> [Assignment] The required answer is the data below, restated word for word with images omitted.

> [Records supplied]

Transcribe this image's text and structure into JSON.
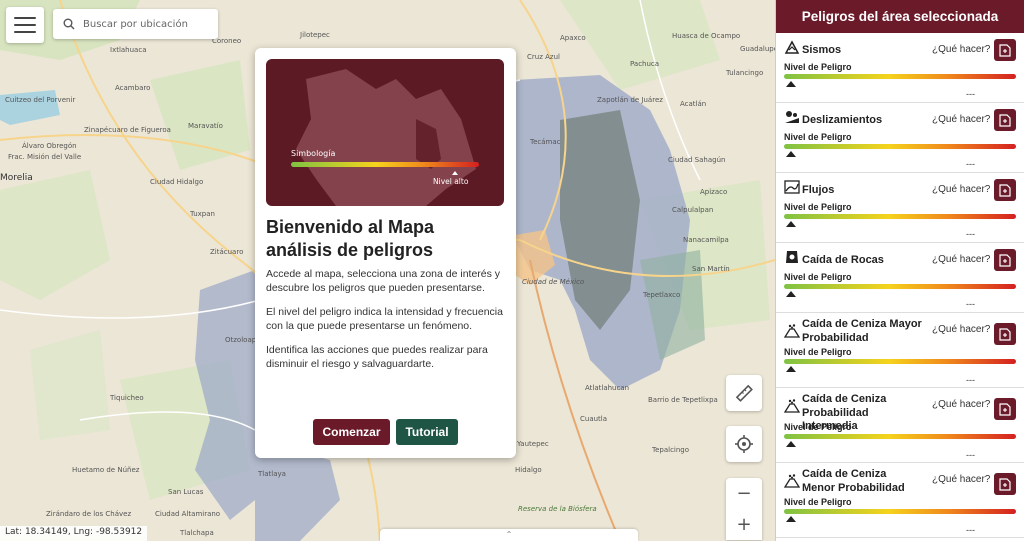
{
  "search": {
    "placeholder": "Buscar por ubicación"
  },
  "map": {
    "places": [
      "Coroneo",
      "Jilotepec",
      "Cruz Azul",
      "Apaxco",
      "Huasca de Ocampo",
      "Guadalupe",
      "Ixtlahuaca",
      "Pachuca",
      "Tulancingo",
      "Acambaro",
      "Zapotlán de Juárez",
      "Acatlán",
      "Cuitzeo del Porvenir",
      "Zinapécuaro de Figueroa",
      "Maravatío",
      "Tecámac",
      "Álvaro Obregón",
      "Frac. Misión del Valle",
      "Ciudad Sahagún",
      "Morelia",
      "Ciudad Hidalgo",
      "Tuxpan",
      "Apizaco",
      "Zitácuaro",
      "Calpulalpan",
      "Nanacamilpa",
      "Ciudad de México",
      "San Martín",
      "Tepetlaxco",
      "Tiquicheo",
      "Cuautla",
      "Atlatlahucan",
      "Barrio de Tepetlixpa",
      "Huetamo de Núñez",
      "Hidalgo",
      "Yautepec",
      "Tepalcingo",
      "Zirándaro de los Chávez",
      "Ciudad Altamirano",
      "San Lucas",
      "Reserva de la Biósfera",
      "Tlalchapa",
      "Tlatlaya",
      "Otzoloapan"
    ]
  },
  "controls": {
    "zoom_out": "−",
    "zoom_in": "+"
  },
  "coords": "Lat: 18.34149, Lng: -98.53912",
  "modal": {
    "legend_title": "Simbología",
    "legend_high": "Nivel alto",
    "title": "Bienvenido al Mapa análisis de peligros",
    "p1": "Accede al mapa, selecciona una zona de interés y descubre los peligros que pueden presentarse.",
    "p2": "El nivel del peligro indica la intensidad y frecuencia con la que puede presentarse un fenómeno.",
    "p3": "Identifica las acciones que puedes realizar para disminuir el riesgo y salvaguardarte.",
    "start_label": "Comenzar",
    "tutorial_label": "Tutorial"
  },
  "sidebar": {
    "title": "Peligros del área seleccionada",
    "level_label": "Nivel de Peligro",
    "what_label": "¿Qué hacer?",
    "hazards": [
      {
        "name": "Sismos",
        "value": "---",
        "icon": "earthquake-icon"
      },
      {
        "name": "Deslizamientos",
        "value": "---",
        "icon": "landslide-icon"
      },
      {
        "name": "Flujos",
        "value": "---",
        "icon": "debris-flow-icon"
      },
      {
        "name": "Caída de Rocas",
        "value": "---",
        "icon": "rockfall-icon"
      },
      {
        "name": "Caída de Ceniza Mayor Probabilidad",
        "value": "---",
        "icon": "ashfall-icon"
      },
      {
        "name": "Caída de Ceniza Probabilidad Intermedia",
        "value": "---",
        "icon": "ashfall-icon"
      },
      {
        "name": "Caída de Ceniza Menor Probabilidad",
        "value": "---",
        "icon": "ashfall-icon"
      }
    ]
  },
  "colors": {
    "brand": "#6b1a2a",
    "secondary": "#1f5545"
  }
}
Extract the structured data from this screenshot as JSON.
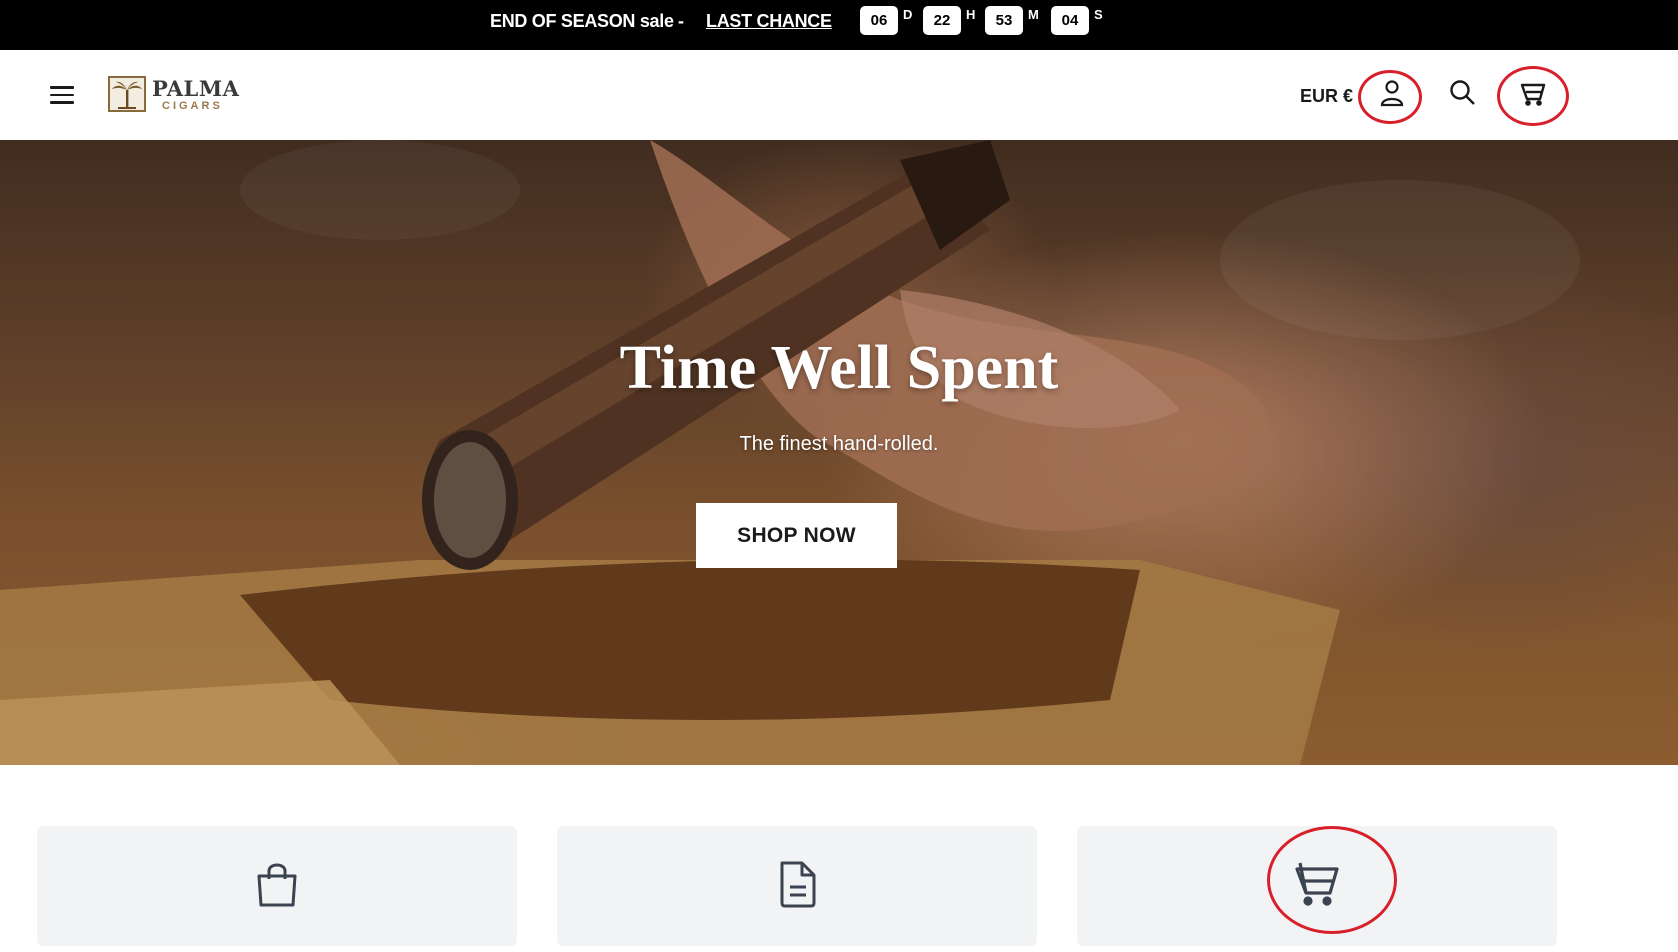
{
  "announcement": {
    "promo_text": "END OF SEASON sale",
    "separator": "-",
    "link_text": "LAST CHANCE",
    "countdown": [
      {
        "value": "06",
        "unit": "D"
      },
      {
        "value": "22",
        "unit": "H"
      },
      {
        "value": "53",
        "unit": "M"
      },
      {
        "value": "04",
        "unit": "S"
      }
    ]
  },
  "header": {
    "logo_name": "PALMA",
    "logo_sub": "CIGARS",
    "currency": "EUR €",
    "icons": [
      "menu-icon",
      "account-icon",
      "search-icon",
      "cart-icon"
    ]
  },
  "hero": {
    "title": "Time Well Spent",
    "subtitle": "The finest hand-rolled.",
    "button": "SHOP NOW"
  },
  "cards": {
    "icons": [
      "shopping-bag-icon",
      "document-icon",
      "cart-icon"
    ]
  },
  "colors": {
    "announcement_bg": "#000000",
    "highlight_ring": "#d8202a",
    "card_bg": "#f2f3f5",
    "logo_accent": "#9a7a4a"
  }
}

> [Exercise answer]
Transcribe this image's text and structure into JSON.
{
  "search": {
    "placeholder": "Buscar por ubicación"
  },
  "map": {
    "places": [
      "Coroneo",
      "Jilotepec",
      "Cruz Azul",
      "Apaxco",
      "Huasca de Ocampo",
      "Guadalupe",
      "Ixtlahuaca",
      "Pachuca",
      "Tulancingo",
      "Acambaro",
      "Zapotlán de Juárez",
      "Acatlán",
      "Cuitzeo del Porvenir",
      "Zinapécuaro de Figueroa",
      "Maravatío",
      "Tecámac",
      "Álvaro Obregón",
      "Frac. Misión del Valle",
      "Ciudad Sahagún",
      "Morelia",
      "Ciudad Hidalgo",
      "Tuxpan",
      "Apizaco",
      "Zitácuaro",
      "Calpulalpan",
      "Nanacamilpa",
      "Ciudad de México",
      "San Martín",
      "Tepetlaxco",
      "Tiquicheo",
      "Cuautla",
      "Atlatlahucan",
      "Barrio de Tepetlixpa",
      "Huetamo de Núñez",
      "Hidalgo",
      "Yautepec",
      "Tepalcingo",
      "Zirándaro de los Chávez",
      "Ciudad Altamirano",
      "San Lucas",
      "Reserva de la Biósfera",
      "Tlalchapa",
      "Tlatlaya",
      "Otzoloapan"
    ]
  },
  "controls": {
    "zoom_out": "−",
    "zoom_in": "+"
  },
  "coords": "Lat: 18.34149, Lng: -98.53912",
  "modal": {
    "legend_title": "Simbología",
    "legend_high": "Nivel alto",
    "title": "Bienvenido al Mapa análisis de peligros",
    "p1": "Accede al mapa, selecciona una zona de interés y descubre los peligros que pueden presentarse.",
    "p2": "El nivel del peligro indica la intensidad y frecuencia con la que puede presentarse un fenómeno.",
    "p3": "Identifica las acciones que puedes realizar para disminuir el riesgo y salvaguardarte.",
    "start_label": "Comenzar",
    "tutorial_label": "Tutorial"
  },
  "sidebar": {
    "title": "Peligros del área seleccionada",
    "level_label": "Nivel de Peligro",
    "what_label": "¿Qué hacer?",
    "hazards": [
      {
        "name": "Sismos",
        "value": "---",
        "icon": "earthquake-icon"
      },
      {
        "name": "Deslizamientos",
        "value": "---",
        "icon": "landslide-icon"
      },
      {
        "name": "Flujos",
        "value": "---",
        "icon": "debris-flow-icon"
      },
      {
        "name": "Caída de Rocas",
        "value": "---",
        "icon": "rockfall-icon"
      },
      {
        "name": "Caída de Ceniza Mayor Probabilidad",
        "value": "---",
        "icon": "ashfall-icon"
      },
      {
        "name": "Caída de Ceniza Probabilidad Intermedia",
        "value": "---",
        "icon": "ashfall-icon"
      },
      {
        "name": "Caída de Ceniza Menor Probabilidad",
        "value": "---",
        "icon": "ashfall-icon"
      }
    ]
  },
  "colors": {
    "brand": "#6b1a2a",
    "secondary": "#1f5545"
  }
}
Extract the structured data from this screenshot as JSON.
{
  "announcement": {
    "promo_text": "END OF SEASON sale",
    "separator": "-",
    "link_text": "LAST CHANCE",
    "countdown": [
      {
        "value": "06",
        "unit": "D"
      },
      {
        "value": "22",
        "unit": "H"
      },
      {
        "value": "53",
        "unit": "M"
      },
      {
        "value": "04",
        "unit": "S"
      }
    ]
  },
  "header": {
    "logo_name": "PALMA",
    "logo_sub": "CIGARS",
    "currency": "EUR €",
    "icons": [
      "menu-icon",
      "account-icon",
      "search-icon",
      "cart-icon"
    ]
  },
  "hero": {
    "title": "Time Well Spent",
    "subtitle": "The finest hand-rolled.",
    "button": "SHOP NOW"
  },
  "cards": {
    "icons": [
      "shopping-bag-icon",
      "document-icon",
      "cart-icon"
    ]
  },
  "colors": {
    "announcement_bg": "#000000",
    "highlight_ring": "#d8202a",
    "card_bg": "#f2f3f5",
    "logo_accent": "#9a7a4a"
  }
}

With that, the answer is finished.